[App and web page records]
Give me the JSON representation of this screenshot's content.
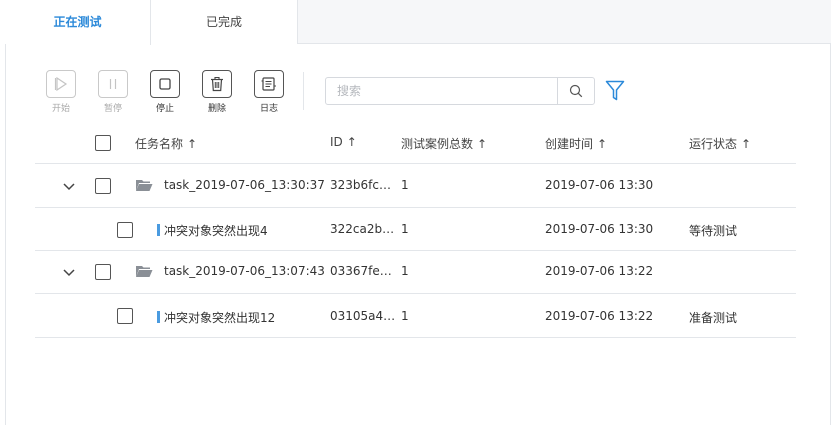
{
  "tabs": [
    {
      "label": "正在测试"
    },
    {
      "label": "已完成"
    }
  ],
  "toolbar": {
    "start": "开始",
    "pause": "暂停",
    "stop": "停止",
    "delete": "删除",
    "log": "日志"
  },
  "search": {
    "placeholder": "搜索",
    "icon": "search-icon",
    "filter_icon": "filter-icon"
  },
  "table": {
    "headers": {
      "name": "任务名称",
      "id": "ID",
      "total": "测试案例总数",
      "created": "创建时间",
      "status": "运行状态",
      "sort_arrow": "↑"
    },
    "rows": [
      {
        "name": "task_2019-07-06_13:30:37",
        "id": "323b6fc…",
        "total": "1",
        "created": "2019-07-06 13:30",
        "status": ""
      },
      {
        "name": "冲突对象突然出现4",
        "id": "322ca2b…",
        "total": "1",
        "created": "2019-07-06 13:30",
        "status": "等待测试"
      },
      {
        "name": "task_2019-07-06_13:07:43",
        "id": "03367fe…",
        "total": "1",
        "created": "2019-07-06 13:22",
        "status": ""
      },
      {
        "name": "冲突对象突然出现12",
        "id": "03105a4…",
        "total": "1",
        "created": "2019-07-06 13:22",
        "status": "准备测试"
      }
    ]
  },
  "colors": {
    "accent": "#2b89d9",
    "tag": "#4a9be0",
    "folder": "#8a8f96"
  }
}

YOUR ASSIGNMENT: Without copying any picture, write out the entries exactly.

RESPONSE AREA:
Give me the JSON representation of this screenshot's content.
{
  "tabs": [
    {
      "label": "正在测试"
    },
    {
      "label": "已完成"
    }
  ],
  "toolbar": {
    "start": "开始",
    "pause": "暂停",
    "stop": "停止",
    "delete": "删除",
    "log": "日志"
  },
  "search": {
    "placeholder": "搜索",
    "icon": "search-icon",
    "filter_icon": "filter-icon"
  },
  "table": {
    "headers": {
      "name": "任务名称",
      "id": "ID",
      "total": "测试案例总数",
      "created": "创建时间",
      "status": "运行状态",
      "sort_arrow": "↑"
    },
    "rows": [
      {
        "name": "task_2019-07-06_13:30:37",
        "id": "323b6fc…",
        "total": "1",
        "created": "2019-07-06 13:30",
        "status": ""
      },
      {
        "name": "冲突对象突然出现4",
        "id": "322ca2b…",
        "total": "1",
        "created": "2019-07-06 13:30",
        "status": "等待测试"
      },
      {
        "name": "task_2019-07-06_13:07:43",
        "id": "03367fe…",
        "total": "1",
        "created": "2019-07-06 13:22",
        "status": ""
      },
      {
        "name": "冲突对象突然出现12",
        "id": "03105a4…",
        "total": "1",
        "created": "2019-07-06 13:22",
        "status": "准备测试"
      }
    ]
  },
  "colors": {
    "accent": "#2b89d9",
    "tag": "#4a9be0",
    "folder": "#8a8f96"
  }
}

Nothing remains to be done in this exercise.